EXERCISE GOAL: Once you have read the entries below, write them all out again exactly.

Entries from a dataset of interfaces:

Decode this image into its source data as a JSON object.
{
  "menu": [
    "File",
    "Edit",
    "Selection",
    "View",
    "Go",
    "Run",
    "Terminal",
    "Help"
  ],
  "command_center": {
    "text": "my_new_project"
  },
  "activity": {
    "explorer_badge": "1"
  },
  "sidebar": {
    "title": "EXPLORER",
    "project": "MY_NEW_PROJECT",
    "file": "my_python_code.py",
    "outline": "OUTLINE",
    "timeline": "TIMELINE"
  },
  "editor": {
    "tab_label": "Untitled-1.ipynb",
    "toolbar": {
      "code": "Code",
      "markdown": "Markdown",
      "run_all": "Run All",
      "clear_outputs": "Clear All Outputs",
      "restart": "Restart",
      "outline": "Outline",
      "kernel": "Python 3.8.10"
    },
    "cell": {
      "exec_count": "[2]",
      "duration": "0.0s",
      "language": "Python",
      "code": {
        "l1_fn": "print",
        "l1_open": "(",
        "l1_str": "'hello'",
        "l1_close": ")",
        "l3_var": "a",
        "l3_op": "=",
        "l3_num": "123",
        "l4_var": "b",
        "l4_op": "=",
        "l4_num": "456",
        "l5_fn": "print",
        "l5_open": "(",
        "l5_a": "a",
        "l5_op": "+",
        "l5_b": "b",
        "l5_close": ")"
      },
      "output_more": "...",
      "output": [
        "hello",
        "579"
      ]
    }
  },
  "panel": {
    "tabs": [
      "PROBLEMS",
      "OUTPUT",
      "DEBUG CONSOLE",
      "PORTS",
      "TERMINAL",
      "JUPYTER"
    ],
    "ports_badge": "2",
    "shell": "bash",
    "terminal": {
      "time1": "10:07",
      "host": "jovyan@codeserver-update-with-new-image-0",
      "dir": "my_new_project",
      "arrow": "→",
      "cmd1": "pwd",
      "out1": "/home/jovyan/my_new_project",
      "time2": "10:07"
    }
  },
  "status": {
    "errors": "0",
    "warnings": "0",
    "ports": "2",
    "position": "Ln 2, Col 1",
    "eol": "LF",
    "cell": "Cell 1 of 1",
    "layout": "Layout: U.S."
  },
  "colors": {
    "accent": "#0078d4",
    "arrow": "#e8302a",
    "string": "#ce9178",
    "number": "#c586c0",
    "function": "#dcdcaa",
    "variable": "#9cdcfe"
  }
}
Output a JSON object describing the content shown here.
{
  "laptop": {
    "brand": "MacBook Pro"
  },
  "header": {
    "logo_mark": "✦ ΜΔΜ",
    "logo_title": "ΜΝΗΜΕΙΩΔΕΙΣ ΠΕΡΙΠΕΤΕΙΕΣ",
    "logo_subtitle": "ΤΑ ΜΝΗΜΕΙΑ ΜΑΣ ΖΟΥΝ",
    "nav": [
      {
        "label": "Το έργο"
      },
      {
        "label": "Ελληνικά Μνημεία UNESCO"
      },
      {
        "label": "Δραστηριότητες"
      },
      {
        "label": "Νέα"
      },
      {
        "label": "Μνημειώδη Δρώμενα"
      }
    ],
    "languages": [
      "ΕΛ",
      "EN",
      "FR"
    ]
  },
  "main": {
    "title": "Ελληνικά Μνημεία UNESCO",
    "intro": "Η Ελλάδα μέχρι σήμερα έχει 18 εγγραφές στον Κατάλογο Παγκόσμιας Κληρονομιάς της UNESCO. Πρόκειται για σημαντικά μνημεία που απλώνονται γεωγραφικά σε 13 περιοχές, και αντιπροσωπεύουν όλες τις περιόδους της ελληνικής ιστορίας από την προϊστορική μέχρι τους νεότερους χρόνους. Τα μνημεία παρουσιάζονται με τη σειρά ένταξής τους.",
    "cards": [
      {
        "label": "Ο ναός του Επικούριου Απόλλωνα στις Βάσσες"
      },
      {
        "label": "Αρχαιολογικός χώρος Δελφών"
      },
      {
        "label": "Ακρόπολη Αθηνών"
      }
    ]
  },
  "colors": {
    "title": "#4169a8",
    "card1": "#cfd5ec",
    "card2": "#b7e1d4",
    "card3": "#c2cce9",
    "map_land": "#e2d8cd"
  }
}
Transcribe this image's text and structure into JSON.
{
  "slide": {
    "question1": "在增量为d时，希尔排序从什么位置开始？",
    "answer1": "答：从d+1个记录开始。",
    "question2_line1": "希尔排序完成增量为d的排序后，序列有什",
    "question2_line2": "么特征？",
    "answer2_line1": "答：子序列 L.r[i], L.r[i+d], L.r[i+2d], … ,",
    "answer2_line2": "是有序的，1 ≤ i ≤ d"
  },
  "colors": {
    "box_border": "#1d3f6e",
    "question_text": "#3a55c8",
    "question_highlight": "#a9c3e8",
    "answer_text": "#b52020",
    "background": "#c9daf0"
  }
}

ANSWER TO THE EXERCISE:
Decode this image into its source data as a JSON object.
{
  "menu": [
    "File",
    "Edit",
    "Selection",
    "View",
    "Go",
    "Run",
    "Terminal",
    "Help"
  ],
  "command_center": {
    "text": "my_new_project"
  },
  "activity": {
    "explorer_badge": "1"
  },
  "sidebar": {
    "title": "EXPLORER",
    "project": "MY_NEW_PROJECT",
    "file": "my_python_code.py",
    "outline": "OUTLINE",
    "timeline": "TIMELINE"
  },
  "editor": {
    "tab_label": "Untitled-1.ipynb",
    "toolbar": {
      "code": "Code",
      "markdown": "Markdown",
      "run_all": "Run All",
      "clear_outputs": "Clear All Outputs",
      "restart": "Restart",
      "outline": "Outline",
      "kernel": "Python 3.8.10"
    },
    "cell": {
      "exec_count": "[2]",
      "duration": "0.0s",
      "language": "Python",
      "code": {
        "l1_fn": "print",
        "l1_open": "(",
        "l1_str": "'hello'",
        "l1_close": ")",
        "l3_var": "a",
        "l3_op": "=",
        "l3_num": "123",
        "l4_var": "b",
        "l4_op": "=",
        "l4_num": "456",
        "l5_fn": "print",
        "l5_open": "(",
        "l5_a": "a",
        "l5_op": "+",
        "l5_b": "b",
        "l5_close": ")"
      },
      "output_more": "...",
      "output": [
        "hello",
        "579"
      ]
    }
  },
  "panel": {
    "tabs": [
      "PROBLEMS",
      "OUTPUT",
      "DEBUG CONSOLE",
      "PORTS",
      "TERMINAL",
      "JUPYTER"
    ],
    "ports_badge": "2",
    "shell": "bash",
    "terminal": {
      "time1": "10:07",
      "host": "jovyan@codeserver-update-with-new-image-0",
      "dir": "my_new_project",
      "arrow": "→",
      "cmd1": "pwd",
      "out1": "/home/jovyan/my_new_project",
      "time2": "10:07"
    }
  },
  "status": {
    "errors": "0",
    "warnings": "0",
    "ports": "2",
    "position": "Ln 2, Col 1",
    "eol": "LF",
    "cell": "Cell 1 of 1",
    "layout": "Layout: U.S."
  },
  "colors": {
    "accent": "#0078d4",
    "arrow": "#e8302a",
    "string": "#ce9178",
    "number": "#c586c0",
    "function": "#dcdcaa",
    "variable": "#9cdcfe"
  }
}
Output a JSON object describing the content shown here.
{
  "laptop": {
    "brand": "MacBook Pro"
  },
  "header": {
    "logo_mark": "✦ ΜΔΜ",
    "logo_title": "ΜΝΗΜΕΙΩΔΕΙΣ ΠΕΡΙΠΕΤΕΙΕΣ",
    "logo_subtitle": "ΤΑ ΜΝΗΜΕΙΑ ΜΑΣ ΖΟΥΝ",
    "nav": [
      {
        "label": "Το έργο"
      },
      {
        "label": "Ελληνικά Μνημεία UNESCO"
      },
      {
        "label": "Δραστηριότητες"
      },
      {
        "label": "Νέα"
      },
      {
        "label": "Μνημειώδη Δρώμενα"
      }
    ],
    "languages": [
      "ΕΛ",
      "EN",
      "FR"
    ]
  },
  "main": {
    "title": "Ελληνικά Μνημεία UNESCO",
    "intro": "Η Ελλάδα μέχρι σήμερα έχει 18 εγγραφές στον Κατάλογο Παγκόσμιας Κληρονομιάς της UNESCO. Πρόκειται για σημαντικά μνημεία που απλώνονται γεωγραφικά σε 13 περιοχές, και αντιπροσωπεύουν όλες τις περιόδους της ελληνικής ιστορίας από την προϊστορική μέχρι τους νεότερους χρόνους. Τα μνημεία παρουσιάζονται με τη σειρά ένταξής τους.",
    "cards": [
      {
        "label": "Ο ναός του Επικούριου Απόλλωνα στις Βάσσες"
      },
      {
        "label": "Αρχαιολογικός χώρος Δελφών"
      },
      {
        "label": "Ακρόπολη Αθηνών"
      }
    ]
  },
  "colors": {
    "title": "#4169a8",
    "card1": "#cfd5ec",
    "card2": "#b7e1d4",
    "card3": "#c2cce9",
    "map_land": "#e2d8cd"
  }
}
Transcribe this image's text and structure into JSON.
{
  "slide": {
    "question1": "在增量为d时，希尔排序从什么位置开始？",
    "answer1": "答：从d+1个记录开始。",
    "question2_line1": "希尔排序完成增量为d的排序后，序列有什",
    "question2_line2": "么特征？",
    "answer2_line1": "答：子序列 L.r[i], L.r[i+d], L.r[i+2d], … ,",
    "answer2_line2": "是有序的，1 ≤ i ≤ d"
  },
  "colors": {
    "box_border": "#1d3f6e",
    "question_text": "#3a55c8",
    "question_highlight": "#a9c3e8",
    "answer_text": "#b52020",
    "background": "#c9daf0"
  }
}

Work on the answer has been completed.